Lawn care is one thing that should be
on everyone's mind. It's hard to get cranked up much about it when
there is snow, but timing in the spring is critical for some
operations. Let's start with crabgrass control. Crabgrass is an
annual grass, meaning it comes up from seed every year. One of the
best ways to control annual weeds is to use a seed germination
inhibitor that works on that germinating seed. The only problem is
timing. These herbicides must be put on before you see the weed --
in this case the crabgrass.
Many of the germination inhibitors are combined with fertilizer.
They should be applied about April 1 in our area, but the timing can

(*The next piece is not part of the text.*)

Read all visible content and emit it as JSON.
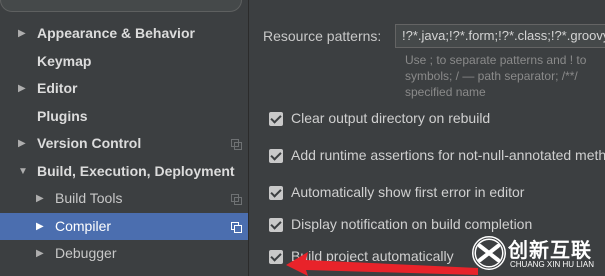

vary a couple of weeks. The crabgrass seed germinates on the basis
of soil temperature, but one of the good indicators is forsythia in
bloom. If you don't have your crabgrass preventer on by the time you
see forsythia blooms, you had best get it on quickly.
Another thing to keep in mind is
that the same product that prevents crabgrass from germinating will
do the same thing to other seeds. This means that you can't sow new
grass seed and use a crabgrass treatment at the same time of year.
If you need seeding done, fall seeding is actually the best.
Grass may be sown either March 15 to
April 1 or Aug. 15 to Sept. 10. Spring seedings don't usually have
the success that the fall ones do, because hot weather tends to hit
before lawns become well-established.
Seeding rates should be about 4
pounds of seed per 1,000 square foot for bare dirt and half that
rate for overseeding thin areas. We recommend using a blend of
grasses, such as Kentucky bluegrass, a fine fescue and perennial
ryegrass. Some people leave out the perennial ryegrass, but it does
provide quicker germination and some wearability.
top of second column in this article]
The seeding times are also good times
to use a plug aerator or a power dethatcher. These operations are
very hard on grass, and doing them when the grass recovers quickly
goes a long way to keeping your lawn healthy. Both of these
operations are usually done to help remove thatch layers. This
thatch should be no more than one-half inch in depth or you'll tend
to have disease problems come in.
Fertilizer and broadleaf weed
control are best applied in May, when they work better. This early
in the season, lawn weeds aren't actively growing, and turf isn't
growing actively enough to make good use of nitrogen fertilizer.
Many broadleaf weedkillers need temperatures over 50 degrees to work
Another item I am getting several
calls on is grubs and moles. The two are often related. Moles eat
grubs and earthworms for food.
This really isn't a good time to try
to control grubs, since they are large in size and won't be around
too much longer. They will pupate this spring and come back out as
June bugs, Japanese beetles or green June bugs to start the process
all over again. The best control time is from August through
Mole control is best accomplished by
doing away with their food source, so they go elsewhere. With this
not being a good time for grub control, you are reduced to trapping
for moles. The loop-type traps work better than the harpoon types.
Hopefully these spring lawn tips
will get you started on the right track for the year. If you have
further questions, feel free to contact the office at 732-8289.
Fulton, unit leader,
University of Illinois Extension,
Logan County Unit]